The input
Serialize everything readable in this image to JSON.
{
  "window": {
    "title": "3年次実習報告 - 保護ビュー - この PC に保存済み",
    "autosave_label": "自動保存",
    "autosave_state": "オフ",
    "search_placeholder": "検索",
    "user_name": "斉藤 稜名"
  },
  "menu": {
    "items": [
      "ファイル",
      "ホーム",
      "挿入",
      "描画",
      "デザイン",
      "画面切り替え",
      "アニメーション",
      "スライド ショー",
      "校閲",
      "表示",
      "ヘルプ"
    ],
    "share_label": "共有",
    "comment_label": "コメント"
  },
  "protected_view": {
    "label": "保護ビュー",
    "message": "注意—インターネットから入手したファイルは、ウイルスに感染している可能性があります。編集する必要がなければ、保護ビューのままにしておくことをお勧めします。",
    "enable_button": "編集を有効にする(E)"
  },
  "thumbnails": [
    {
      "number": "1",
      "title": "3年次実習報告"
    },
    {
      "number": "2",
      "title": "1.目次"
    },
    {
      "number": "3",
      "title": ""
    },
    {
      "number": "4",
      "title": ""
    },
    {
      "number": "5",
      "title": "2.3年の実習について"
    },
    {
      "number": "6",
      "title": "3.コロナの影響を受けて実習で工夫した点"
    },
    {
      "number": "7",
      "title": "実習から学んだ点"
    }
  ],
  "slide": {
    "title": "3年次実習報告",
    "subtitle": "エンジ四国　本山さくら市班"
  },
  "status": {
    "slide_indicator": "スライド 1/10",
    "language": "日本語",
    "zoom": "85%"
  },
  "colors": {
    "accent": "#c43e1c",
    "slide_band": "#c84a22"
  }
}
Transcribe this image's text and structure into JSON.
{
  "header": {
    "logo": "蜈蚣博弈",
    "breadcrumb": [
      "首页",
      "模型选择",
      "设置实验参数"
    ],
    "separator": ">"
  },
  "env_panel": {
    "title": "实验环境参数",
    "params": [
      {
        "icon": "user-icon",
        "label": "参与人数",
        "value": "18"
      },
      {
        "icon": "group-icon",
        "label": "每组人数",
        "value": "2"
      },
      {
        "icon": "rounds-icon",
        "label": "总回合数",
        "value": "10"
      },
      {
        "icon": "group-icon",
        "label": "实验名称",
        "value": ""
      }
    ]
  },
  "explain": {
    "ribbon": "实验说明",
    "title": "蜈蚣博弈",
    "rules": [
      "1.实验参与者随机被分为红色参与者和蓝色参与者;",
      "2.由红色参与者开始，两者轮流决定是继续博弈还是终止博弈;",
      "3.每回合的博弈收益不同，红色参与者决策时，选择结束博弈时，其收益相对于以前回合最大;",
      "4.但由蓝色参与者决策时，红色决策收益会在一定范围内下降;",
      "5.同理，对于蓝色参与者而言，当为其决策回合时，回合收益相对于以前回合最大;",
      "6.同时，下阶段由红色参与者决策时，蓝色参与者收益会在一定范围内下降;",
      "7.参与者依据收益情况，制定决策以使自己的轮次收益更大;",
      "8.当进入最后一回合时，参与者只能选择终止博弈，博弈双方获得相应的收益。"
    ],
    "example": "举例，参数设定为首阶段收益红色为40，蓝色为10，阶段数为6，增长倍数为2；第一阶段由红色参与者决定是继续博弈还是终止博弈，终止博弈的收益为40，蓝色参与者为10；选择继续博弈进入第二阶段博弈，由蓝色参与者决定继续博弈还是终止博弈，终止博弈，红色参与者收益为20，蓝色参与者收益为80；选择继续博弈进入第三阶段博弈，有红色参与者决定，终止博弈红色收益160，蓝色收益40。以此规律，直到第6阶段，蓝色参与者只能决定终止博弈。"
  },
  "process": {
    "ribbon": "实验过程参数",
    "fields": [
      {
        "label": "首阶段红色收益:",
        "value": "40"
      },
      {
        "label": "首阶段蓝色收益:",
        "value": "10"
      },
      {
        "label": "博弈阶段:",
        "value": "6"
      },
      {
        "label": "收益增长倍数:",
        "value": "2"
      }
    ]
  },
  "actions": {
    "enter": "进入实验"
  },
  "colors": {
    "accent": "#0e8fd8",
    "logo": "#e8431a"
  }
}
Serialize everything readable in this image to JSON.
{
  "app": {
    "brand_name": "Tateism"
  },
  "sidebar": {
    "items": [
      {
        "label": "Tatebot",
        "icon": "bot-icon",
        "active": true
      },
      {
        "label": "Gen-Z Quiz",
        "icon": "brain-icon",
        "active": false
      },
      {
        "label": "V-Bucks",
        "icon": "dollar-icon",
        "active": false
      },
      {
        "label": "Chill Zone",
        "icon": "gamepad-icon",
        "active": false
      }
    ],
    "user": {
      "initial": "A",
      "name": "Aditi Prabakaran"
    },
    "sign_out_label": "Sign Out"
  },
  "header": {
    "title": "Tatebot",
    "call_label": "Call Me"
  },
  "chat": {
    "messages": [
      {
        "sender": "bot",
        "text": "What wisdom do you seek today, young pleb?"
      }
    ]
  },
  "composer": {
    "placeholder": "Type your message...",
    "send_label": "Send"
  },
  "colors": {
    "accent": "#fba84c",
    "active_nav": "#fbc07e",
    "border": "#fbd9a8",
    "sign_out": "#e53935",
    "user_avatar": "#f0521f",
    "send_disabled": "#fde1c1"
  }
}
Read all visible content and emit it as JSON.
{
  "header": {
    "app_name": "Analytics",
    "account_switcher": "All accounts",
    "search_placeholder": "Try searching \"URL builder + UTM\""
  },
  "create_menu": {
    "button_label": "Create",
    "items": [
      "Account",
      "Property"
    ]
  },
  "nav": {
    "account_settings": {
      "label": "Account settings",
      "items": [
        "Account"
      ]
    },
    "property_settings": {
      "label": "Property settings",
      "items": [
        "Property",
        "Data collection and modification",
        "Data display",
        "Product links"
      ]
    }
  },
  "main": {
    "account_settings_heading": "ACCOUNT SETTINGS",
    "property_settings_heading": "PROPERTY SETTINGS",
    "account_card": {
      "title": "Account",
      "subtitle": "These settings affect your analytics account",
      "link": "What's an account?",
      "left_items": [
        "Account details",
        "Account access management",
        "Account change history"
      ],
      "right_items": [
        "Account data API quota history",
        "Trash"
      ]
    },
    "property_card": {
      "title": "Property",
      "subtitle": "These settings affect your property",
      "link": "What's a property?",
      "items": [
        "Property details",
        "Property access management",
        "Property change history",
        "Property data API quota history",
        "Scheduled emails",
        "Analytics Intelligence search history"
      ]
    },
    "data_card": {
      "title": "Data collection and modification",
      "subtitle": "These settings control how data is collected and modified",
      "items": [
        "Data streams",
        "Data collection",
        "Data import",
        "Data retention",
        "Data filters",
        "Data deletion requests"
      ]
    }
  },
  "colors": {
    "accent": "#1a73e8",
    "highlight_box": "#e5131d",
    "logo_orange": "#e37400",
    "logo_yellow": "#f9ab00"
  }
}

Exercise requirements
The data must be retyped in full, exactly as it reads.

Problem solution
Serialize everything readable in this image to JSON.
{
  "window": {
    "title": "3年次実習報告 - 保護ビュー - この PC に保存済み",
    "autosave_label": "自動保存",
    "autosave_state": "オフ",
    "search_placeholder": "検索",
    "user_name": "斉藤 稜名"
  },
  "menu": {
    "items": [
      "ファイル",
      "ホーム",
      "挿入",
      "描画",
      "デザイン",
      "画面切り替え",
      "アニメーション",
      "スライド ショー",
      "校閲",
      "表示",
      "ヘルプ"
    ],
    "share_label": "共有",
    "comment_label": "コメント"
  },
  "protected_view": {
    "label": "保護ビュー",
    "message": "注意—インターネットから入手したファイルは、ウイルスに感染している可能性があります。編集する必要がなければ、保護ビューのままにしておくことをお勧めします。",
    "enable_button": "編集を有効にする(E)"
  },
  "thumbnails": [
    {
      "number": "1",
      "title": "3年次実習報告"
    },
    {
      "number": "2",
      "title": "1.目次"
    },
    {
      "number": "3",
      "title": ""
    },
    {
      "number": "4",
      "title": ""
    },
    {
      "number": "5",
      "title": "2.3年の実習について"
    },
    {
      "number": "6",
      "title": "3.コロナの影響を受けて実習で工夫した点"
    },
    {
      "number": "7",
      "title": "実習から学んだ点"
    }
  ],
  "slide": {
    "title": "3年次実習報告",
    "subtitle": "エンジ四国　本山さくら市班"
  },
  "status": {
    "slide_indicator": "スライド 1/10",
    "language": "日本語",
    "zoom": "85%"
  },
  "colors": {
    "accent": "#c43e1c",
    "slide_band": "#c84a22"
  }
}
Transcribe this image's text and structure into JSON.
{
  "header": {
    "logo": "蜈蚣博弈",
    "breadcrumb": [
      "首页",
      "模型选择",
      "设置实验参数"
    ],
    "separator": ">"
  },
  "env_panel": {
    "title": "实验环境参数",
    "params": [
      {
        "icon": "user-icon",
        "label": "参与人数",
        "value": "18"
      },
      {
        "icon": "group-icon",
        "label": "每组人数",
        "value": "2"
      },
      {
        "icon": "rounds-icon",
        "label": "总回合数",
        "value": "10"
      },
      {
        "icon": "group-icon",
        "label": "实验名称",
        "value": ""
      }
    ]
  },
  "explain": {
    "ribbon": "实验说明",
    "title": "蜈蚣博弈",
    "rules": [
      "1.实验参与者随机被分为红色参与者和蓝色参与者;",
      "2.由红色参与者开始，两者轮流决定是继续博弈还是终止博弈;",
      "3.每回合的博弈收益不同，红色参与者决策时，选择结束博弈时，其收益相对于以前回合最大;",
      "4.但由蓝色参与者决策时，红色决策收益会在一定范围内下降;",
      "5.同理，对于蓝色参与者而言，当为其决策回合时，回合收益相对于以前回合最大;",
      "6.同时，下阶段由红色参与者决策时，蓝色参与者收益会在一定范围内下降;",
      "7.参与者依据收益情况，制定决策以使自己的轮次收益更大;",
      "8.当进入最后一回合时，参与者只能选择终止博弈，博弈双方获得相应的收益。"
    ],
    "example": "举例，参数设定为首阶段收益红色为40，蓝色为10，阶段数为6，增长倍数为2；第一阶段由红色参与者决定是继续博弈还是终止博弈，终止博弈的收益为40，蓝色参与者为10；选择继续博弈进入第二阶段博弈，由蓝色参与者决定继续博弈还是终止博弈，终止博弈，红色参与者收益为20，蓝色参与者收益为80；选择继续博弈进入第三阶段博弈，有红色参与者决定，终止博弈红色收益160，蓝色收益40。以此规律，直到第6阶段，蓝色参与者只能决定终止博弈。"
  },
  "process": {
    "ribbon": "实验过程参数",
    "fields": [
      {
        "label": "首阶段红色收益:",
        "value": "40"
      },
      {
        "label": "首阶段蓝色收益:",
        "value": "10"
      },
      {
        "label": "博弈阶段:",
        "value": "6"
      },
      {
        "label": "收益增长倍数:",
        "value": "2"
      }
    ]
  },
  "actions": {
    "enter": "进入实验"
  },
  "colors": {
    "accent": "#0e8fd8",
    "logo": "#e8431a"
  }
}
Serialize everything readable in this image to JSON.
{
  "app": {
    "brand_name": "Tateism"
  },
  "sidebar": {
    "items": [
      {
        "label": "Tatebot",
        "icon": "bot-icon",
        "active": true
      },
      {
        "label": "Gen-Z Quiz",
        "icon": "brain-icon",
        "active": false
      },
      {
        "label": "V-Bucks",
        "icon": "dollar-icon",
        "active": false
      },
      {
        "label": "Chill Zone",
        "icon": "gamepad-icon",
        "active": false
      }
    ],
    "user": {
      "initial": "A",
      "name": "Aditi Prabakaran"
    },
    "sign_out_label": "Sign Out"
  },
  "header": {
    "title": "Tatebot",
    "call_label": "Call Me"
  },
  "chat": {
    "messages": [
      {
        "sender": "bot",
        "text": "What wisdom do you seek today, young pleb?"
      }
    ]
  },
  "composer": {
    "placeholder": "Type your message...",
    "send_label": "Send"
  },
  "colors": {
    "accent": "#fba84c",
    "active_nav": "#fbc07e",
    "border": "#fbd9a8",
    "sign_out": "#e53935",
    "user_avatar": "#f0521f",
    "send_disabled": "#fde1c1"
  }
}
Read all visible content and emit it as JSON.
{
  "header": {
    "app_name": "Analytics",
    "account_switcher": "All accounts",
    "search_placeholder": "Try searching \"URL builder + UTM\""
  },
  "create_menu": {
    "button_label": "Create",
    "items": [
      "Account",
      "Property"
    ]
  },
  "nav": {
    "account_settings": {
      "label": "Account settings",
      "items": [
        "Account"
      ]
    },
    "property_settings": {
      "label": "Property settings",
      "items": [
        "Property",
        "Data collection and modification",
        "Data display",
        "Product links"
      ]
    }
  },
  "main": {
    "account_settings_heading": "ACCOUNT SETTINGS",
    "property_settings_heading": "PROPERTY SETTINGS",
    "account_card": {
      "title": "Account",
      "subtitle": "These settings affect your analytics account",
      "link": "What's an account?",
      "left_items": [
        "Account details",
        "Account access management",
        "Account change history"
      ],
      "right_items": [
        "Account data API quota history",
        "Trash"
      ]
    },
    "property_card": {
      "title": "Property",
      "subtitle": "These settings affect your property",
      "link": "What's a property?",
      "items": [
        "Property details",
        "Property access management",
        "Property change history",
        "Property data API quota history",
        "Scheduled emails",
        "Analytics Intelligence search history"
      ]
    },
    "data_card": {
      "title": "Data collection and modification",
      "subtitle": "These settings control how data is collected and modified",
      "items": [
        "Data streams",
        "Data collection",
        "Data import",
        "Data retention",
        "Data filters",
        "Data deletion requests"
      ]
    }
  },
  "colors": {
    "accent": "#1a73e8",
    "highlight_box": "#e5131d",
    "logo_orange": "#e37400",
    "logo_yellow": "#f9ab00"
  }
}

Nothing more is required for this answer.